═══ Information ═══

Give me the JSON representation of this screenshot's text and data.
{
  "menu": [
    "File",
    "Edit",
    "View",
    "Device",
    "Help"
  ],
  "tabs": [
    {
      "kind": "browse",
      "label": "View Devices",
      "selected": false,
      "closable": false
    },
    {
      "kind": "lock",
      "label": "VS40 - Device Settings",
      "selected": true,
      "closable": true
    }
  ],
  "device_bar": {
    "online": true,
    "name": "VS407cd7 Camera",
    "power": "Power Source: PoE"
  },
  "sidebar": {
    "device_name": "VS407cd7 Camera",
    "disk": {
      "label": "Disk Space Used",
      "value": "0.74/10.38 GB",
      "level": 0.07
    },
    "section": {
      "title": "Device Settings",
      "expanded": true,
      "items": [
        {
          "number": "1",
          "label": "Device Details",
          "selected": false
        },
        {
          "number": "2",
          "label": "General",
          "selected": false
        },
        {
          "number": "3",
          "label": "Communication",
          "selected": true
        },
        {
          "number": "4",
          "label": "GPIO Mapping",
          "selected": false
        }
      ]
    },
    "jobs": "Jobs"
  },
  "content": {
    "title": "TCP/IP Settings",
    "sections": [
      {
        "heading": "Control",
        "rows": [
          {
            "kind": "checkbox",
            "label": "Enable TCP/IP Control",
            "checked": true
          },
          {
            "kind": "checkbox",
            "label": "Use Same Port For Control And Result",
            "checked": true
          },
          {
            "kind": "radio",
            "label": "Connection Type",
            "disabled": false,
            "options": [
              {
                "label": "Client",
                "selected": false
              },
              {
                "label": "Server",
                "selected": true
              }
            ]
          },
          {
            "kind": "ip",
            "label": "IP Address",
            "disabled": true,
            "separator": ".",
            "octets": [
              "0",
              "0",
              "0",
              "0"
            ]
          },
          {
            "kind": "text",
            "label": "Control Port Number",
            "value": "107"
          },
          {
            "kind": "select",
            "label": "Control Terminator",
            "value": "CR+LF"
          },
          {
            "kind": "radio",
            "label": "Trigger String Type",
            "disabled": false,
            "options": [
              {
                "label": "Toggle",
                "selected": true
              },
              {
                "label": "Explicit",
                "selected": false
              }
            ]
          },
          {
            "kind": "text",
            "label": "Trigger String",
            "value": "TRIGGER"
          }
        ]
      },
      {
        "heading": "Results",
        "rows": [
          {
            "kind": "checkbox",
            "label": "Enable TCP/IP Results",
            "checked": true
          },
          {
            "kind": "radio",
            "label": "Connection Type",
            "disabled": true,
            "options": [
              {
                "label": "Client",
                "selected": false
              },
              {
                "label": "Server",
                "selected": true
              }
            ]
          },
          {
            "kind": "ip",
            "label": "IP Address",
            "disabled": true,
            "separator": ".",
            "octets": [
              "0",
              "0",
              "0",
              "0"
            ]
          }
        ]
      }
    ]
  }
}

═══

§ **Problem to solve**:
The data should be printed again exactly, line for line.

§ **Response to the task**:
Give me the JSON representation of this screenshot's text and data.
{
  "menu": [
    "File",
    "Edit",
    "View",
    "Device",
    "Help"
  ],
  "tabs": [
    {
      "kind": "browse",
      "label": "View Devices",
      "selected": false,
      "closable": false
    },
    {
      "kind": "lock",
      "label": "VS40 - Device Settings",
      "selected": true,
      "closable": true
    }
  ],
  "device_bar": {
    "online": true,
    "name": "VS407cd7 Camera",
    "power": "Power Source: PoE"
  },
  "sidebar": {
    "device_name": "VS407cd7 Camera",
    "disk": {
      "label": "Disk Space Used",
      "value": "0.74/10.38 GB",
      "level": 0.07
    },
    "section": {
      "title": "Device Settings",
      "expanded": true,
      "items": [
        {
          "number": "1",
          "label": "Device Details",
          "selected": false
        },
        {
          "number": "2",
          "label": "General",
          "selected": false
        },
        {
          "number": "3",
          "label": "Communication",
          "selected": true
        },
        {
          "number": "4",
          "label": "GPIO Mapping",
          "selected": false
        }
      ]
    },
    "jobs": "Jobs"
  },
  "content": {
    "title": "TCP/IP Settings",
    "sections": [
      {
        "heading": "Control",
        "rows": [
          {
            "kind": "checkbox",
            "label": "Enable TCP/IP Control",
            "checked": true
          },
          {
            "kind": "checkbox",
            "label": "Use Same Port For Control And Result",
            "checked": true
          },
          {
            "kind": "radio",
            "label": "Connection Type",
            "disabled": false,
            "options": [
              {
                "label": "Client",
                "selected": false
              },
              {
                "label": "Server",
                "selected": true
              }
            ]
          },
          {
            "kind": "ip",
            "label": "IP Address",
            "disabled": true,
            "separator": ".",
            "octets": [
              "0",
              "0",
              "0",
              "0"
            ]
          },
          {
            "kind": "text",
            "label": "Control Port Number",
            "value": "107"
          },
          {
            "kind": "select",
            "label": "Control Terminator",
            "value": "CR+LF"
          },
          {
            "kind": "radio",
            "label": "Trigger String Type",
            "disabled": false,
            "options": [
              {
                "label": "Toggle",
                "selected": true
              },
              {
                "label": "Explicit",
                "selected": false
              }
            ]
          },
          {
            "kind": "text",
            "label": "Trigger String",
            "value": "TRIGGER"
          }
        ]
      },
      {
        "heading": "Results",
        "rows": [
          {
            "kind": "checkbox",
            "label": "Enable TCP/IP Results",
            "checked": true
          },
          {
            "kind": "radio",
            "label": "Connection Type",
            "disabled": true,
            "options": [
              {
                "label": "Client",
                "selected": false
              },
              {
                "label": "Server",
                "selected": true
              }
            ]
          },
          {
            "kind": "ip",
            "label": "IP Address",
            "disabled": true,
            "separator": ".",
            "octets": [
              "0",
              "0",
              "0",
              "0"
            ]
          }
        ]
      }
    ]
  }
}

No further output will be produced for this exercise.